For example, hydrogen is a very explosive gas, even more so than gasoline is flammable. An exploding hydrogen tank or multiple tanks on a bus would be a very violent blast that could do serious injury and damage. Even if you ensure the safety of the gas, there are also concerns on noise, especially with buses. The advantage of a noisy bus is that you can always hear it coming, even if you’re hard of hearing. So, we either have silent killers on the road, or we make them noisy, which puts us back close to square 1 when it comes to noise reduction.
When looking at hydrogen technology, people easily compare it directly to BEV technology that we are increasingly familiar with: we charge the vehicle on a plug-in charging unit, and then let the electrical energy of the battery turn the motors which drive the car. Is the use of hydrogen really an advantage, or more of a hindrance?
On one hand, using hydrogen does mean we are using a more genuinely clean energy source, wherever we apply it. There’s no need to charge up over 1 or more hours, and we get the same additional benefits such as zero emissions and reduced noise levels. On the other hand, hydrogen just feels more complicated to many people, and it feels simpler to make use of more of our existing (and growing) electrical infrastructure.
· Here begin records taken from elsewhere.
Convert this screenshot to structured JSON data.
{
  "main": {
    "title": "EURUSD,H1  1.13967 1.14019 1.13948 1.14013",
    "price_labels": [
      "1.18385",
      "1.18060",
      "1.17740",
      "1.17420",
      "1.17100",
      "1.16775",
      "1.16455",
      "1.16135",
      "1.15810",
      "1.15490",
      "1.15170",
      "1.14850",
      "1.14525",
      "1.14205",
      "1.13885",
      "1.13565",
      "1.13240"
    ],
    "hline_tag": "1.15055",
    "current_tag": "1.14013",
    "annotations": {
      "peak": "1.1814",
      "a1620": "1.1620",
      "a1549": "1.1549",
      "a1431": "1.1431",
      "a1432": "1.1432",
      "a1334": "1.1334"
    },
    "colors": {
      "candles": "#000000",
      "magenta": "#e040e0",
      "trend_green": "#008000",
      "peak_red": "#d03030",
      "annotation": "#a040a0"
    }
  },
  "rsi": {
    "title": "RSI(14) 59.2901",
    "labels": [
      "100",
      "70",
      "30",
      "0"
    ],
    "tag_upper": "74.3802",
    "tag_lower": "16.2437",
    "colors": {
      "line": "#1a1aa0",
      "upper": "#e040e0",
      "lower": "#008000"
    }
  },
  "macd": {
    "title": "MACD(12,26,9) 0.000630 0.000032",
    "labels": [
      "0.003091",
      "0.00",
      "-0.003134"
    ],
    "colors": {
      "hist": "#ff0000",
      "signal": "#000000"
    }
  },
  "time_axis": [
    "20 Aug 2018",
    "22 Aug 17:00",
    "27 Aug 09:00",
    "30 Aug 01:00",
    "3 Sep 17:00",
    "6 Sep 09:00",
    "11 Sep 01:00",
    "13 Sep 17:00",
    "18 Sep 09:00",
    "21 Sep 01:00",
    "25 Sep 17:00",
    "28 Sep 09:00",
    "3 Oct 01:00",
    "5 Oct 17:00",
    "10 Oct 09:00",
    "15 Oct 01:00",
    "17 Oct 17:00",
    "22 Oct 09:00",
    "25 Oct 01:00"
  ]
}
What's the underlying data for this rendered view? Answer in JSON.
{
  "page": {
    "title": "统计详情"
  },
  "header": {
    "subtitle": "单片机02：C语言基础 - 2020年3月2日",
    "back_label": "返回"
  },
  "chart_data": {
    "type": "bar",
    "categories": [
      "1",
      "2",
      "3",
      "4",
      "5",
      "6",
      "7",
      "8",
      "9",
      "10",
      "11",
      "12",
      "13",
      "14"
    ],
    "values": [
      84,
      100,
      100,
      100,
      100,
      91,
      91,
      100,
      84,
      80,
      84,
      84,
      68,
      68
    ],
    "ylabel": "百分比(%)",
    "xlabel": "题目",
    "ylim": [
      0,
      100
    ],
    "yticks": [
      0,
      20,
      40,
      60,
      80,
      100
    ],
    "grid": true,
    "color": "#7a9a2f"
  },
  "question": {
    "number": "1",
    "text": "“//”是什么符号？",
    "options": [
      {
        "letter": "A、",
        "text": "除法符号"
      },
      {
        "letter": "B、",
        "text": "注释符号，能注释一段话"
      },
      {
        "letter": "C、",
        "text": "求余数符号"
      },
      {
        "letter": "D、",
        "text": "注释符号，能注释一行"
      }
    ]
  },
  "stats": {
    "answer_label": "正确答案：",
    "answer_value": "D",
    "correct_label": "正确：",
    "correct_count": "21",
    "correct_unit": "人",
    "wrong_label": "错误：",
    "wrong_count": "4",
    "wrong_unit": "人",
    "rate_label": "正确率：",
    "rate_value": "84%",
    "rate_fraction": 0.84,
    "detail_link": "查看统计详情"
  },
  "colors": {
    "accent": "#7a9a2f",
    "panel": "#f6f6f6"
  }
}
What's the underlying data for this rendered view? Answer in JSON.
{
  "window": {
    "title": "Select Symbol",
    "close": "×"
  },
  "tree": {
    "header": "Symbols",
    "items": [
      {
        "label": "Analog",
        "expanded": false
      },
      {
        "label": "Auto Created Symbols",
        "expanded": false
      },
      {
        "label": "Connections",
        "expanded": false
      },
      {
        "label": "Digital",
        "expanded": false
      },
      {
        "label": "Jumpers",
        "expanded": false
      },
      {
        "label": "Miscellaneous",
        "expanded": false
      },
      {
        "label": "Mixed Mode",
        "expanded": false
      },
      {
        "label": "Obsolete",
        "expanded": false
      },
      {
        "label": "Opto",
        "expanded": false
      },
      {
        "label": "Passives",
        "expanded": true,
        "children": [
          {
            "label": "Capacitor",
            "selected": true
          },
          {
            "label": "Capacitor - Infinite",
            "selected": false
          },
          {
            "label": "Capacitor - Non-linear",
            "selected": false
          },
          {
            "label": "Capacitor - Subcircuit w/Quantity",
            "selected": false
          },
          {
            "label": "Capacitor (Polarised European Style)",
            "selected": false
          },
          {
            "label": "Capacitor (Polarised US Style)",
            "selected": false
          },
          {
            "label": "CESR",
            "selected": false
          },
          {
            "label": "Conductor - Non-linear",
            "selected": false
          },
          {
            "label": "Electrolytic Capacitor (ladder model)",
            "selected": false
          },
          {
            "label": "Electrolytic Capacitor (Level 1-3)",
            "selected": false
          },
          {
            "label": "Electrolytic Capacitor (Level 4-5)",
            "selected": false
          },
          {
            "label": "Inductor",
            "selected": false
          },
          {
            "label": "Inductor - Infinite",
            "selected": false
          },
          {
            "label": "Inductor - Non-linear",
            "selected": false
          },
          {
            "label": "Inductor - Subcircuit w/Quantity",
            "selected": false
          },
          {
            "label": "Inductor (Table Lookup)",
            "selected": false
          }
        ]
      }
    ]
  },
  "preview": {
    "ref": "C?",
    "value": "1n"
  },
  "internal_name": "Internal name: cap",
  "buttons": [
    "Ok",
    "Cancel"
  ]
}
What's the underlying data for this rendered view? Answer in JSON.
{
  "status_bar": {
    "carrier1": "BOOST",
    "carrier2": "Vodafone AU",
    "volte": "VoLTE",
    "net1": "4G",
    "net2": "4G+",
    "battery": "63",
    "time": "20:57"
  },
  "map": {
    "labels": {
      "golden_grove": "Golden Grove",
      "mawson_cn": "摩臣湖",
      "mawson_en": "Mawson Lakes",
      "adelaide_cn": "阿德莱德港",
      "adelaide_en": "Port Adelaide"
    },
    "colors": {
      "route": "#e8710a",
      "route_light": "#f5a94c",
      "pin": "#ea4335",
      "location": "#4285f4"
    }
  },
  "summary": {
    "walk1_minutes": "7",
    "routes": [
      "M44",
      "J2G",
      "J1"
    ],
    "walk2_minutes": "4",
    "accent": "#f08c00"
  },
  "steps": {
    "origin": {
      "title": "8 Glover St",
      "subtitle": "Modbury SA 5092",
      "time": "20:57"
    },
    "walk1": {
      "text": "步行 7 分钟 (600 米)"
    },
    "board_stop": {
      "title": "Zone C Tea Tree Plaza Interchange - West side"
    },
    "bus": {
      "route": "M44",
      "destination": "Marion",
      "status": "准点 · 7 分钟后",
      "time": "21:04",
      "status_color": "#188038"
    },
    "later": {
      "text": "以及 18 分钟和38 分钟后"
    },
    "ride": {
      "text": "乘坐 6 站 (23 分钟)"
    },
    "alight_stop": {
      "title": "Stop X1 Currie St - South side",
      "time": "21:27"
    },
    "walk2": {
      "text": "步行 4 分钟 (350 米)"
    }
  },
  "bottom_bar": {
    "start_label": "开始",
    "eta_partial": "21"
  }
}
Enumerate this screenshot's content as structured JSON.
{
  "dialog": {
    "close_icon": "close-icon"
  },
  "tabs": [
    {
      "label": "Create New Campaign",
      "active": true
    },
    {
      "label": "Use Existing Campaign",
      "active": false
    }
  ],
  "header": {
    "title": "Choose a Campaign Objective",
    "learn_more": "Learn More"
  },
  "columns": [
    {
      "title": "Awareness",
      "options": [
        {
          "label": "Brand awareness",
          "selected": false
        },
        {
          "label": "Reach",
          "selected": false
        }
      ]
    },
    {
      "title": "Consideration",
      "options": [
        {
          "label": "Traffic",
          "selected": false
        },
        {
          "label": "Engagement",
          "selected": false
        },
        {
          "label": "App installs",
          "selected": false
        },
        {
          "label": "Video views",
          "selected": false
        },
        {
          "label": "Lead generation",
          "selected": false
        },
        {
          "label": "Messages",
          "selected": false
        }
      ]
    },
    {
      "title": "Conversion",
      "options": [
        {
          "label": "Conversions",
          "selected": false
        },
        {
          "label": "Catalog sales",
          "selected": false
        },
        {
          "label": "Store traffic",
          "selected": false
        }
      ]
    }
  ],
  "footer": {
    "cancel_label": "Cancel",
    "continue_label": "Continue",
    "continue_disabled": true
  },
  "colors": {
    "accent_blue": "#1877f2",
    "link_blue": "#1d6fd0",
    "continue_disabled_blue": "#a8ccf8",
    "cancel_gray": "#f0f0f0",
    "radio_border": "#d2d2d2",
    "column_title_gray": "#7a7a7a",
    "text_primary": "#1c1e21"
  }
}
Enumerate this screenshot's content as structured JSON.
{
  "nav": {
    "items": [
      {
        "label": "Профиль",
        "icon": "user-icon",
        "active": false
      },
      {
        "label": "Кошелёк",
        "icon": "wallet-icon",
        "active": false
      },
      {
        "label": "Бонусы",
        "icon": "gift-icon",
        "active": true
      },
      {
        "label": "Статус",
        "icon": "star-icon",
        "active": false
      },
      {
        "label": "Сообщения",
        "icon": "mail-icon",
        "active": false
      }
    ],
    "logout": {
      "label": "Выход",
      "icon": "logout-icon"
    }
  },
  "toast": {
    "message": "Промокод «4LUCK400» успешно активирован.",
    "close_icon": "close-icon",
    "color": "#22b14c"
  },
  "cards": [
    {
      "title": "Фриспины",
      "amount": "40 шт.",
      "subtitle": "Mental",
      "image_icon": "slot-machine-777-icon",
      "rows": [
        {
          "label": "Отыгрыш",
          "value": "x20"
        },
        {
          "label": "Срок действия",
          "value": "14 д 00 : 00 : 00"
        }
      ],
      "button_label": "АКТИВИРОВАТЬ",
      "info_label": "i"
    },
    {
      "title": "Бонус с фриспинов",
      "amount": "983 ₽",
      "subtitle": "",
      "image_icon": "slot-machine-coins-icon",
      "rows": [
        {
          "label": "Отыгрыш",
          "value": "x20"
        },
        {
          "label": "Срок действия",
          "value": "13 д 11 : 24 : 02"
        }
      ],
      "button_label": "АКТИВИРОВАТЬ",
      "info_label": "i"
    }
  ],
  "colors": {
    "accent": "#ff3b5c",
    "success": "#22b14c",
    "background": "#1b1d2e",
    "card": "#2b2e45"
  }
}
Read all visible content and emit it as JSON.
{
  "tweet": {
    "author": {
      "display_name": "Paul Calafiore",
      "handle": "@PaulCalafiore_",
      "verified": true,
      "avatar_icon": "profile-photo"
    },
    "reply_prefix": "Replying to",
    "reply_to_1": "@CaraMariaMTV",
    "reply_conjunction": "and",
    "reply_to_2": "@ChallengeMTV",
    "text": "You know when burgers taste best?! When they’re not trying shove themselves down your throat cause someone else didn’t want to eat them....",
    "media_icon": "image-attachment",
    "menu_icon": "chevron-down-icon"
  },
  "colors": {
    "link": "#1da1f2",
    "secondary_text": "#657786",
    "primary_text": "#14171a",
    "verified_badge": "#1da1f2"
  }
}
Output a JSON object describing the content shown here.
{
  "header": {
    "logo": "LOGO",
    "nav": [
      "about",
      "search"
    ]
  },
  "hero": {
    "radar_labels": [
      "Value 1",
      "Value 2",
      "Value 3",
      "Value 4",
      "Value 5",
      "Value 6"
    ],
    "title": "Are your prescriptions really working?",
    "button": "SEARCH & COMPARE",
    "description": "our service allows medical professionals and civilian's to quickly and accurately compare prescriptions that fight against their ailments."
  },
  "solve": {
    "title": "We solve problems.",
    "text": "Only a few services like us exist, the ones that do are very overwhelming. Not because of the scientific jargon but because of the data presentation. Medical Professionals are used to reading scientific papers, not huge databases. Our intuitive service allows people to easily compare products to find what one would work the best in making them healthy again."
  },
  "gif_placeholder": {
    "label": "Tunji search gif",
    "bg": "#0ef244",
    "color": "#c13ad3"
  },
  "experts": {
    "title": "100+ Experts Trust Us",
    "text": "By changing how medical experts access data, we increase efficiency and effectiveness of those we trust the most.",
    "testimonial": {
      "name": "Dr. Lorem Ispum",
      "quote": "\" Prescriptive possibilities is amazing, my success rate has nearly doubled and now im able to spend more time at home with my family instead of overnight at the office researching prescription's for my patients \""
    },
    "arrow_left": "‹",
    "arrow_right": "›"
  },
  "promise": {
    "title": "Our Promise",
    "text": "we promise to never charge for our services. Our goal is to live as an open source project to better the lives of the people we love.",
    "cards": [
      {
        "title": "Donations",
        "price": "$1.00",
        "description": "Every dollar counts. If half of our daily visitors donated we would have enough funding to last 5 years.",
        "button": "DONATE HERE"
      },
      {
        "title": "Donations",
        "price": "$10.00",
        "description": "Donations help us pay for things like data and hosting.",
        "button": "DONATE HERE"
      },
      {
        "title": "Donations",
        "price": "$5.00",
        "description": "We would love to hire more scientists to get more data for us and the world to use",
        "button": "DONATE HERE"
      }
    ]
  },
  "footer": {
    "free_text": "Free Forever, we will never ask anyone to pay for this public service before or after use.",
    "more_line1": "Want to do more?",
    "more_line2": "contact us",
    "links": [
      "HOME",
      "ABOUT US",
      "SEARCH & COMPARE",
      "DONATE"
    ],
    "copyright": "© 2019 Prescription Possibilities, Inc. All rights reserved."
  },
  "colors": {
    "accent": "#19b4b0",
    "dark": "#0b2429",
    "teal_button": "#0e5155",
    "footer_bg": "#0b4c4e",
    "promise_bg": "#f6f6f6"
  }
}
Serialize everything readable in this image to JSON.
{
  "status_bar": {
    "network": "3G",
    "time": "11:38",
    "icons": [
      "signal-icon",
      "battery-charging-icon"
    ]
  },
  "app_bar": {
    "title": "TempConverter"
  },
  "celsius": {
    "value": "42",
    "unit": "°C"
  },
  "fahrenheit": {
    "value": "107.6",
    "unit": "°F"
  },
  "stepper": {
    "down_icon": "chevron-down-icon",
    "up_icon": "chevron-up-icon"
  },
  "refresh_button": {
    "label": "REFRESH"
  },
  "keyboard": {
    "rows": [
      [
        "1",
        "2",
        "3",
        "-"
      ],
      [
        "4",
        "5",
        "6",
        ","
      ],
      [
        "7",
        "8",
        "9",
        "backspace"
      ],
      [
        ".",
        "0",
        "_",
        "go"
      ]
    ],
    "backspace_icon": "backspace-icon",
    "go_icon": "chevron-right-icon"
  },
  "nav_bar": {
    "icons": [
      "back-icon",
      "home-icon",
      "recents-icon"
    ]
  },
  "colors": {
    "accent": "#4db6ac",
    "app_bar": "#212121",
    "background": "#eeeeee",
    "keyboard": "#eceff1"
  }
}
In addition, we already know that BEV technology is cheaper to run than gasoline, whereas hydrogen is currently more expensive. Even if all the buses in the country were using it, it wouldn’t be enough of a demand to drive down prices of hydrogen to the levels where gasoline is, and then ordinary electric power for cars is even cheaper than that gasoline. With DC fast charging improving on charge times, it may well be better to keep developing the electric infrastructure and technology rather than changing lanes to accommodate hydrogen. Time will tell, of course, but otherwise it’s quite clear that BEV technology is winning the race.